TASK TO CARRY OUT
What you return must be the full data, repeated verbatim, with no pictures in it.
INPUT DATA below:
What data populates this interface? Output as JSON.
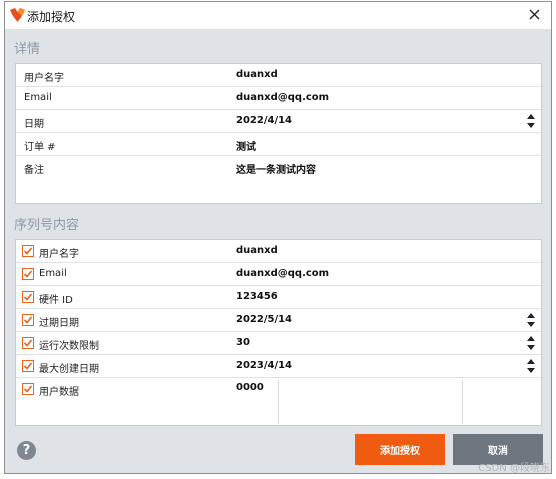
{
  "window": {
    "title": "添加授权",
    "close_icon": "close-icon",
    "app_icon": "logo-icon"
  },
  "details": {
    "title": "详情",
    "rows": [
      {
        "label": "用户名字",
        "value": "duanxd"
      },
      {
        "label": "Email",
        "value": "duanxd@qq.com"
      },
      {
        "label": "日期",
        "value": "2022/4/14"
      },
      {
        "label": "订单 #",
        "value": "测试"
      },
      {
        "label": "备注",
        "value": "这是一条测试内容"
      }
    ]
  },
  "serial": {
    "title": "序列号内容",
    "rows": [
      {
        "label": "用户名字",
        "value": "duanxd",
        "checked": true
      },
      {
        "label": "Email",
        "value": "duanxd@qq.com",
        "checked": true
      },
      {
        "label": "硬件 ID",
        "value": "123456",
        "checked": true
      },
      {
        "label": "过期日期",
        "value": "2022/5/14",
        "checked": true
      },
      {
        "label": "运行次数限制",
        "value": "30",
        "checked": true
      },
      {
        "label": "最大创建日期",
        "value": "2023/4/14",
        "checked": true
      },
      {
        "label": "用户数据",
        "value": "0000",
        "checked": true
      }
    ]
  },
  "footer": {
    "help_icon": "help-icon",
    "help_glyph": "?",
    "add_button": "添加授权",
    "cancel_button": "取消"
  },
  "watermark": "CSDN @段晓东",
  "colors": {
    "accent": "#ee5b11",
    "cancel": "#6e767f",
    "background": "#dfe3e8",
    "section_title": "#8e9aa6"
  }
}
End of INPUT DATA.
EXERCISE RESULT
What data populates this interface? Output as JSON.
{
  "window": {
    "title": "添加授权",
    "close_icon": "close-icon",
    "app_icon": "logo-icon"
  },
  "details": {
    "title": "详情",
    "rows": [
      {
        "label": "用户名字",
        "value": "duanxd"
      },
      {
        "label": "Email",
        "value": "duanxd@qq.com"
      },
      {
        "label": "日期",
        "value": "2022/4/14"
      },
      {
        "label": "订单 #",
        "value": "测试"
      },
      {
        "label": "备注",
        "value": "这是一条测试内容"
      }
    ]
  },
  "serial": {
    "title": "序列号内容",
    "rows": [
      {
        "label": "用户名字",
        "value": "duanxd",
        "checked": true
      },
      {
        "label": "Email",
        "value": "duanxd@qq.com",
        "checked": true
      },
      {
        "label": "硬件 ID",
        "value": "123456",
        "checked": true
      },
      {
        "label": "过期日期",
        "value": "2022/5/14",
        "checked": true
      },
      {
        "label": "运行次数限制",
        "value": "30",
        "checked": true
      },
      {
        "label": "最大创建日期",
        "value": "2023/4/14",
        "checked": true
      },
      {
        "label": "用户数据",
        "value": "0000",
        "checked": true
      }
    ]
  },
  "footer": {
    "help_icon": "help-icon",
    "help_glyph": "?",
    "add_button": "添加授权",
    "cancel_button": "取消"
  },
  "watermark": "CSDN @段晓东",
  "colors": {
    "accent": "#ee5b11",
    "cancel": "#6e767f",
    "background": "#dfe3e8",
    "section_title": "#8e9aa6"
  }
}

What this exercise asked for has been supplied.